Steele, who had won the title two years earlier, was knocked down four times before being counted out one minute, 43 seconds into the bout. Referee Jack Dempsey, the former heavyweight champion, told the Seattle Post-Intelligencer that Hostak, then 22, was “the fastest puncher I have ever seen.”


Hostak lost the title later that year, regained it in 1939 (in a bout refereed by “Cinderella Man” James J. Braddock) and lost it again in 1940. A 1997 inductee into the World Boxing Hall of Fame, he fought for the last time in 1949, retiring with a record of 63 wins (42 by knockout), nine losses and 12 draws.

But his reputation as a brawler endured through the years.

“I think ring historians will agree that Al Hostak punched as hard as any middleweight that ever lived,” boxing historian John Oaks told Seattle television station KOMO-TV earlier this year.

Born in Minneapolis to Czech immigrants, Hostak moved to Seattle as a toddler.
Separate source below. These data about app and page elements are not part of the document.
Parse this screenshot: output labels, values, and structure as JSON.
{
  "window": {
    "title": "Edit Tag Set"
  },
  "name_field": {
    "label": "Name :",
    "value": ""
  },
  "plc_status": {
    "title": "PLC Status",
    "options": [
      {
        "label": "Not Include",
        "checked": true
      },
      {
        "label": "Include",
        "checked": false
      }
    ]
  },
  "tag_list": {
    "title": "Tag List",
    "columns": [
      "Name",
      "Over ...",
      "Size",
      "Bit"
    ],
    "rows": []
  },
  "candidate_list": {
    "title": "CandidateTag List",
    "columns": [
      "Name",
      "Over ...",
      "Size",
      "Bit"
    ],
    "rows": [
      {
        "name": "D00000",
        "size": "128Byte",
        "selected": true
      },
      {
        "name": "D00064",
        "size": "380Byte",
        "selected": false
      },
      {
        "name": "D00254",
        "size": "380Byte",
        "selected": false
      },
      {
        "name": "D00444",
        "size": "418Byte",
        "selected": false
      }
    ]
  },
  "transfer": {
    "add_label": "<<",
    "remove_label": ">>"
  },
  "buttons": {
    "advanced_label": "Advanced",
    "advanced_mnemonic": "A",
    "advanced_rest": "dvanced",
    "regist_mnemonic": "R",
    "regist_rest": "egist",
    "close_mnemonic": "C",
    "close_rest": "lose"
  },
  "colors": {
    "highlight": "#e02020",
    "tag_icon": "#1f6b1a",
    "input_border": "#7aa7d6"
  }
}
He took up boxing when high school classmates teased him about his stuttering -- letting “his fists do the talking,” his daughter-in-law, Leslie Hostak, told the Post-Intelligencer in an interview published earlier this year.


Two years after losing his title to Tony Zale in 1940, Hostak joined the Army and was trained as a paratrooper. He served in the 101st Airborne Division, and was among the first paratroopers to land in Nagasaki, Japan, after an atomic bomb was dropped there in August 1945, his son said.

He fought his last bout, a ninth-round technical knockout over Jack Snapp, on Jan. 7, 1949, his 33rd birthday.

Later, he worked as a King County sheriff’s deputy and a security guard at Longacres racetrack.

He is survived by two sons, Phil and Terry; and five grandchildren. His wife, Rose Francis, died in 1981.

Funeral services are pending.